● **PROBLEM TO WORK ON**:
Could you reproduce the entries exactly, omitting every picture?

[[ DATA SHOWN, beginning ]]

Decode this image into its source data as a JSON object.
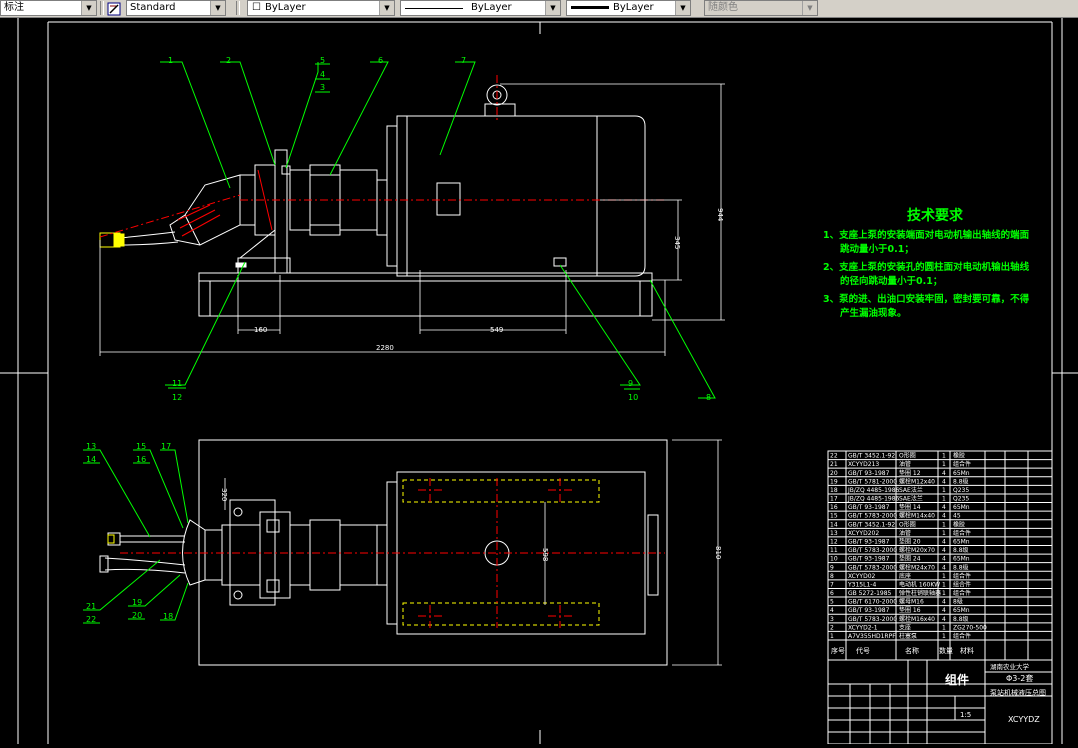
{
  "toolbar": {
    "dim_style": "标注",
    "text_style": "Standard",
    "layer": "ByLayer",
    "linetype": "ByLayer",
    "lineweight": "ByLayer",
    "color": "随颜色"
  },
  "drawing": {
    "tech_req": {
      "title": "技术要求",
      "items": [
        "1、支座上泵的安装端面对电动机输出轴线的端面",
        "跳动量小于0.1；",
        "2、支座上泵的安装孔的圆柱面对电动机输出轴线",
        "的径向跳动量小于0.1；",
        "3、泵的进、出油口安装牢固，密封要可靠，不得",
        "产生漏油现象。"
      ]
    },
    "dimensions": {
      "total_length": "2280",
      "base_left": "160",
      "base_mid": "549",
      "shaft_height": "345",
      "total_height": "944",
      "plan_width": "810",
      "plan_inner": "598",
      "flange": "320"
    },
    "balloons_top": [
      "1",
      "2",
      "5",
      "4",
      "3",
      "6",
      "7",
      "11",
      "12",
      "9",
      "10",
      "8"
    ],
    "balloons_bottom": [
      "13",
      "14",
      "15",
      "16",
      "17",
      "21",
      "22",
      "19",
      "20",
      "18"
    ],
    "title_block": {
      "assembly": "组件",
      "name_top": "Φ3-2套",
      "drawing_name": "泵站机械液压总图",
      "code": "XCYYDZ",
      "school": "湖南农业大学",
      "scale": "1:5",
      "header_seq": "序号",
      "header_code": "代号",
      "header_name": "名称",
      "header_qty": "数量",
      "header_mat": "材料"
    },
    "bom": [
      {
        "no": "22",
        "code": "GB/T 3452.1-92",
        "name": "O形圈",
        "qty": "1",
        "mat": "橡胶"
      },
      {
        "no": "21",
        "code": "XCYYD213",
        "name": "油管",
        "qty": "1",
        "mat": "组合件"
      },
      {
        "no": "20",
        "code": "GB/T 93-1987",
        "name": "垫圈 12",
        "qty": "4",
        "mat": "65Mn"
      },
      {
        "no": "19",
        "code": "GB/T 5781-2000",
        "name": "螺栓M12x40",
        "qty": "4",
        "mat": "8.8级"
      },
      {
        "no": "18",
        "code": "JB/ZQ 4485-1986",
        "name": "SAE法兰",
        "qty": "1",
        "mat": "Q235"
      },
      {
        "no": "17",
        "code": "JB/ZQ 4485-1986",
        "name": "SAE法兰",
        "qty": "1",
        "mat": "Q235"
      },
      {
        "no": "16",
        "code": "GB/T 93-1987",
        "name": "垫圈 14",
        "qty": "4",
        "mat": "65Mn"
      },
      {
        "no": "15",
        "code": "GB/T 5783-2000",
        "name": "螺栓M14x40",
        "qty": "4",
        "mat": "45"
      },
      {
        "no": "14",
        "code": "GB/T 3452.1-92",
        "name": "O形圈",
        "qty": "1",
        "mat": "橡胶"
      },
      {
        "no": "13",
        "code": "XCYYD202",
        "name": "油管",
        "qty": "1",
        "mat": "组合件"
      },
      {
        "no": "12",
        "code": "GB/T 93-1987",
        "name": "垫圈 20",
        "qty": "4",
        "mat": "65Mn"
      },
      {
        "no": "11",
        "code": "GB/T 5783-2000",
        "name": "螺栓M20x70",
        "qty": "4",
        "mat": "8.8级"
      },
      {
        "no": "10",
        "code": "GB/T 93-1987",
        "name": "垫圈 24",
        "qty": "4",
        "mat": "65Mn"
      },
      {
        "no": "9",
        "code": "GB/T 5783-2000",
        "name": "螺栓M24x70",
        "qty": "4",
        "mat": "8.8级"
      },
      {
        "no": "8",
        "code": "XCYYD02",
        "name": "底座",
        "qty": "1",
        "mat": "组合件"
      },
      {
        "no": "7",
        "code": "Y315L1-4",
        "name": "电动机 160KW",
        "qty": "1",
        "mat": "组合件"
      },
      {
        "no": "6",
        "code": "GB 5272-1985",
        "name": "弹性柱销联轴器",
        "qty": "1",
        "mat": "组合件"
      },
      {
        "no": "5",
        "code": "GB/T 6170-2000",
        "name": "螺母M16",
        "qty": "4",
        "mat": "8级"
      },
      {
        "no": "4",
        "code": "GB/T 93-1987",
        "name": "垫圈 16",
        "qty": "4",
        "mat": "65Mn"
      },
      {
        "no": "3",
        "code": "GB/T 5783-2000",
        "name": "螺栓M16x40",
        "qty": "4",
        "mat": "8.8级"
      },
      {
        "no": "2",
        "code": "XCYYD2-1",
        "name": "支座",
        "qty": "1",
        "mat": "ZG270-500"
      },
      {
        "no": "1",
        "code": "A7V355HD1RPF",
        "name": "柱塞泵",
        "qty": "1",
        "mat": "组合件"
      }
    ]
  }
}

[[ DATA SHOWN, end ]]

● **YOUR RESPONSE**:
Decode this image into its source data as a JSON object.
{
  "toolbar": {
    "dim_style": "标注",
    "text_style": "Standard",
    "layer": "ByLayer",
    "linetype": "ByLayer",
    "lineweight": "ByLayer",
    "color": "随颜色"
  },
  "drawing": {
    "tech_req": {
      "title": "技术要求",
      "items": [
        "1、支座上泵的安装端面对电动机输出轴线的端面",
        "跳动量小于0.1；",
        "2、支座上泵的安装孔的圆柱面对电动机输出轴线",
        "的径向跳动量小于0.1；",
        "3、泵的进、出油口安装牢固，密封要可靠，不得",
        "产生漏油现象。"
      ]
    },
    "dimensions": {
      "total_length": "2280",
      "base_left": "160",
      "base_mid": "549",
      "shaft_height": "345",
      "total_height": "944",
      "plan_width": "810",
      "plan_inner": "598",
      "flange": "320"
    },
    "balloons_top": [
      "1",
      "2",
      "5",
      "4",
      "3",
      "6",
      "7",
      "11",
      "12",
      "9",
      "10",
      "8"
    ],
    "balloons_bottom": [
      "13",
      "14",
      "15",
      "16",
      "17",
      "21",
      "22",
      "19",
      "20",
      "18"
    ],
    "title_block": {
      "assembly": "组件",
      "name_top": "Φ3-2套",
      "drawing_name": "泵站机械液压总图",
      "code": "XCYYDZ",
      "school": "湖南农业大学",
      "scale": "1:5",
      "header_seq": "序号",
      "header_code": "代号",
      "header_name": "名称",
      "header_qty": "数量",
      "header_mat": "材料"
    },
    "bom": [
      {
        "no": "22",
        "code": "GB/T 3452.1-92",
        "name": "O形圈",
        "qty": "1",
        "mat": "橡胶"
      },
      {
        "no": "21",
        "code": "XCYYD213",
        "name": "油管",
        "qty": "1",
        "mat": "组合件"
      },
      {
        "no": "20",
        "code": "GB/T 93-1987",
        "name": "垫圈 12",
        "qty": "4",
        "mat": "65Mn"
      },
      {
        "no": "19",
        "code": "GB/T 5781-2000",
        "name": "螺栓M12x40",
        "qty": "4",
        "mat": "8.8级"
      },
      {
        "no": "18",
        "code": "JB/ZQ 4485-1986",
        "name": "SAE法兰",
        "qty": "1",
        "mat": "Q235"
      },
      {
        "no": "17",
        "code": "JB/ZQ 4485-1986",
        "name": "SAE法兰",
        "qty": "1",
        "mat": "Q235"
      },
      {
        "no": "16",
        "code": "GB/T 93-1987",
        "name": "垫圈 14",
        "qty": "4",
        "mat": "65Mn"
      },
      {
        "no": "15",
        "code": "GB/T 5783-2000",
        "name": "螺栓M14x40",
        "qty": "4",
        "mat": "45"
      },
      {
        "no": "14",
        "code": "GB/T 3452.1-92",
        "name": "O形圈",
        "qty": "1",
        "mat": "橡胶"
      },
      {
        "no": "13",
        "code": "XCYYD202",
        "name": "油管",
        "qty": "1",
        "mat": "组合件"
      },
      {
        "no": "12",
        "code": "GB/T 93-1987",
        "name": "垫圈 20",
        "qty": "4",
        "mat": "65Mn"
      },
      {
        "no": "11",
        "code": "GB/T 5783-2000",
        "name": "螺栓M20x70",
        "qty": "4",
        "mat": "8.8级"
      },
      {
        "no": "10",
        "code": "GB/T 93-1987",
        "name": "垫圈 24",
        "qty": "4",
        "mat": "65Mn"
      },
      {
        "no": "9",
        "code": "GB/T 5783-2000",
        "name": "螺栓M24x70",
        "qty": "4",
        "mat": "8.8级"
      },
      {
        "no": "8",
        "code": "XCYYD02",
        "name": "底座",
        "qty": "1",
        "mat": "组合件"
      },
      {
        "no": "7",
        "code": "Y315L1-4",
        "name": "电动机 160KW",
        "qty": "1",
        "mat": "组合件"
      },
      {
        "no": "6",
        "code": "GB 5272-1985",
        "name": "弹性柱销联轴器",
        "qty": "1",
        "mat": "组合件"
      },
      {
        "no": "5",
        "code": "GB/T 6170-2000",
        "name": "螺母M16",
        "qty": "4",
        "mat": "8级"
      },
      {
        "no": "4",
        "code": "GB/T 93-1987",
        "name": "垫圈 16",
        "qty": "4",
        "mat": "65Mn"
      },
      {
        "no": "3",
        "code": "GB/T 5783-2000",
        "name": "螺栓M16x40",
        "qty": "4",
        "mat": "8.8级"
      },
      {
        "no": "2",
        "code": "XCYYD2-1",
        "name": "支座",
        "qty": "1",
        "mat": "ZG270-500"
      },
      {
        "no": "1",
        "code": "A7V355HD1RPF",
        "name": "柱塞泵",
        "qty": "1",
        "mat": "组合件"
      }
    ]
  }
}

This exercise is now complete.